There were good reasons to be skeptical of the reasons behind Senator Dick Durbin's decision to hold hearings today that were supposedly intended to reinforce our right to freedom of religion. The proceedings were clearly intended as an answer to the House hearings conducted by Representative Peter King about the threat from Muslim extremism. The idea that there was something illegitimate about a probe that sought to examine the ideological foundations of the largest source of international and domestic terrorism was absurd. For as much as all Congressional hearings tend to be excuses for politicians to grandstand and rarely lead to anything productive, this was surely a topic that deserved attention.

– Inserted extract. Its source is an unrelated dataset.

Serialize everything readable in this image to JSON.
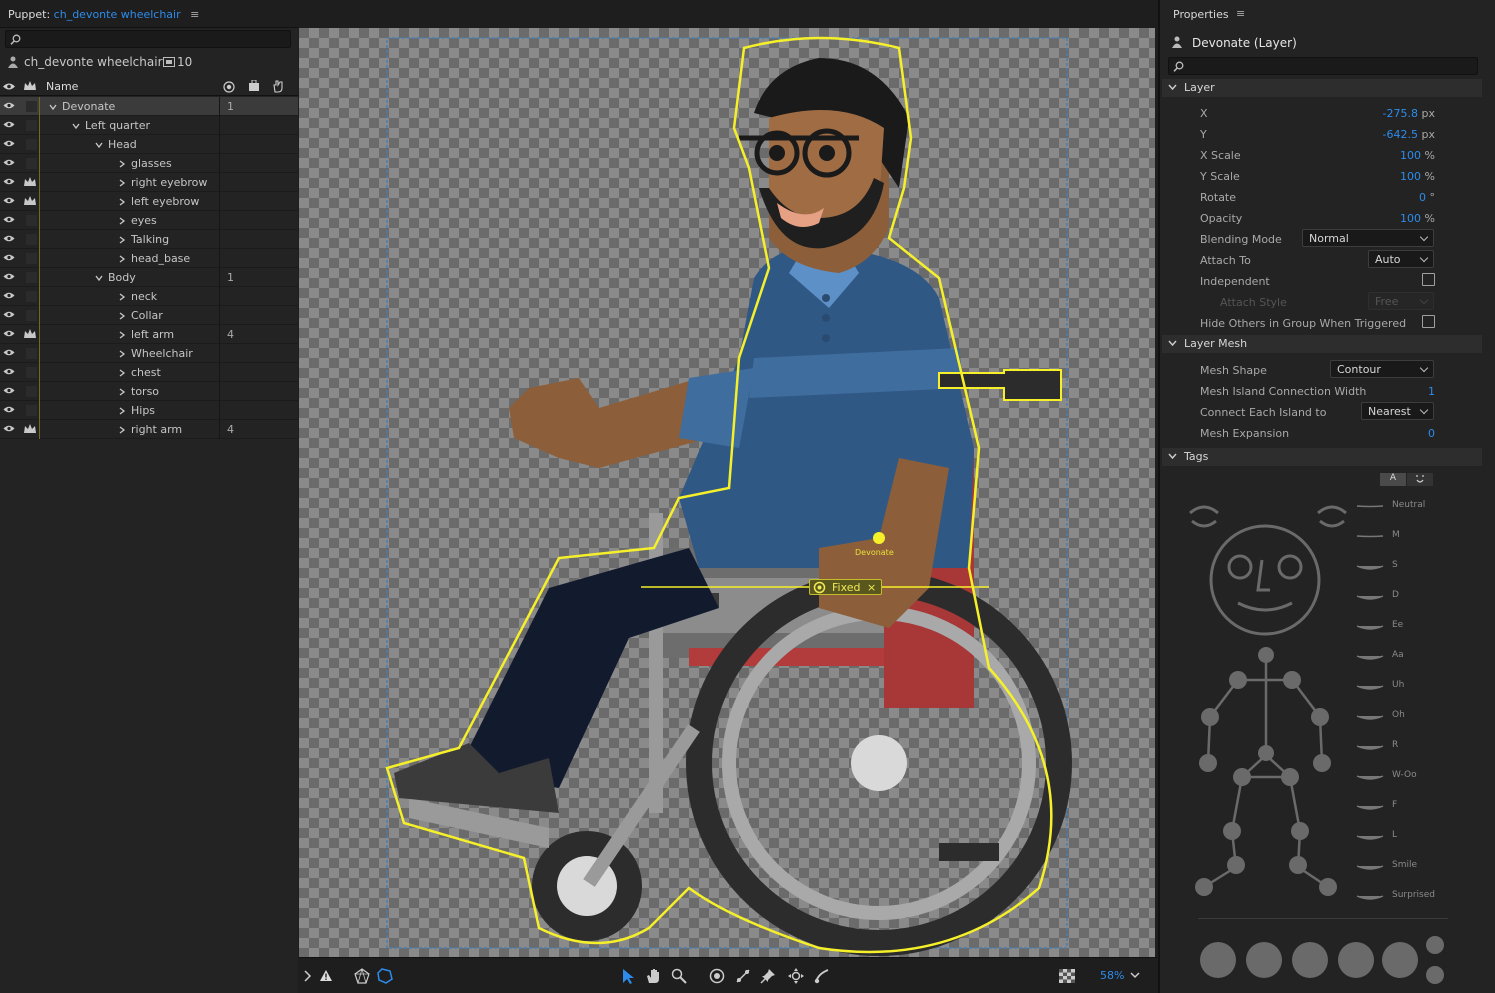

But, as many of us feared, the rationale behind the criticism of King was not to do with his threatening anyone's right of free expression or religion. He did nothing of the kind. Rather, it was that focusing on the real threat from Islamists and their fellow travelers distracts attention from another narrative that radical groups purporting to represent American Muslims have gone all out to sell to Americans: the myth that there has been a post 9/11 backlash against followers of Islam.